The volume is indeed a rude awakening for many scholars in the fields of comparative/Japanese philosophy and religion in the United States. The Zen philosophy of the Kyoto School entered these fields when the discourse of "bridging East and West" became popular in the mid- to late - 1950s, and it acquired the image of a "wide-eyed, open-minded approach to religious philosophy that seemed to answer the need for a serious encounter between East and West" (p. vii). Thinkers such as D. T. Suzuki, Kitaro Nishida, and Keiji Nishitani have been portrayed primarily as apolitical "Zen" thinkers, without much reference to their scandalous involvement with nationalist ideology. Prompted by recent scholarship in the "Heidegger Case," however, the controversy surrounding these supposedly apolitical thinkers is now revealed to the English-speaking audience who had been either unaware of or only vaguely aware of the politics of the Kyoto School. The case of the Japanese thinkers differs from Heidegger's, however, in that none of them allied themselves officially with the imperialist regime. The debate therefore stems from the content and the interpretation of their philosophical writings - do they represent an ultranationalist ideology, or are they antinationalist "in essence?" The volume contains both defense and criticism of the Kyoto School, carefully exposing some of the key issues on which the whole debate turns. One gains a good sense from the various articles how intricate a role political contexts play in interpreting philosophical or religious concepts.

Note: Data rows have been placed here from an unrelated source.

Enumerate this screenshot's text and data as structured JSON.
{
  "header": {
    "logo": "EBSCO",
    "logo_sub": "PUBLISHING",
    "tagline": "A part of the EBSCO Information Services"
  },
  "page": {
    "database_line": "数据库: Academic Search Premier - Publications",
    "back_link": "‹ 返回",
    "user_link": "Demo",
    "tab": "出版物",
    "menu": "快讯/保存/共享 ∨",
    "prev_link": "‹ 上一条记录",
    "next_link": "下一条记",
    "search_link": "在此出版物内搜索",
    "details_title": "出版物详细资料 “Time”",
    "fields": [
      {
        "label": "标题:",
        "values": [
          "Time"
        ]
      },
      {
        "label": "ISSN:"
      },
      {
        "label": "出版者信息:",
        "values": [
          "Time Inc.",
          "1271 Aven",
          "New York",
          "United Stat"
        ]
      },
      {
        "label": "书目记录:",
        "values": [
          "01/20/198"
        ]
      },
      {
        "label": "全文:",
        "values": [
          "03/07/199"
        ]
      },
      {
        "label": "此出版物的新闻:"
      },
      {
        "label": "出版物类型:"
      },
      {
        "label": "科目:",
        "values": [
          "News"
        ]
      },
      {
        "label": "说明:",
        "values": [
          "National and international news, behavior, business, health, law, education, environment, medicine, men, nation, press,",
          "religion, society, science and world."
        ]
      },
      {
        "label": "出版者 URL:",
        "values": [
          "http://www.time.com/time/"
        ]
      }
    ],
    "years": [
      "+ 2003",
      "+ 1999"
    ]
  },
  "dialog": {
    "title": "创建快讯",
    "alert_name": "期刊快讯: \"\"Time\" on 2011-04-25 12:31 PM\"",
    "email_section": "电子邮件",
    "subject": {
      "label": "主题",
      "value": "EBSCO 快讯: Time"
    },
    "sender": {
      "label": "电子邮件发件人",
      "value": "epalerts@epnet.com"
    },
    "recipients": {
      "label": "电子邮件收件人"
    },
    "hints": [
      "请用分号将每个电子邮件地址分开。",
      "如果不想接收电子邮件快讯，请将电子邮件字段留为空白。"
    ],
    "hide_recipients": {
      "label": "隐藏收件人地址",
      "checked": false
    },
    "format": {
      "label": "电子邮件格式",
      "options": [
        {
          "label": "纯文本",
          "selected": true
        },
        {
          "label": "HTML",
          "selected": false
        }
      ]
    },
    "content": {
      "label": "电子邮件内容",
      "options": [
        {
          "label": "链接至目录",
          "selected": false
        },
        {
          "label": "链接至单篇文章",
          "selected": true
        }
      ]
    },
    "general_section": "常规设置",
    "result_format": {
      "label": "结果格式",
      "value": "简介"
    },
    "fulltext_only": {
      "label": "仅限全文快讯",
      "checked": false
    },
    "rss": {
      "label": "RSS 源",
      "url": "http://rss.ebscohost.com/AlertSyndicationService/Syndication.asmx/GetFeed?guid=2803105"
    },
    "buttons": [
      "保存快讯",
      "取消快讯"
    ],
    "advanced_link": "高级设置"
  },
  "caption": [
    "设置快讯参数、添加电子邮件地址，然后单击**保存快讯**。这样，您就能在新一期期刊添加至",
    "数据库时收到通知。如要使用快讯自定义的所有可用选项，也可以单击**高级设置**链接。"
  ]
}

The collection is a rude awakening in another sense. Unlike the comparative philosophers and religionists who barely touched on politics, …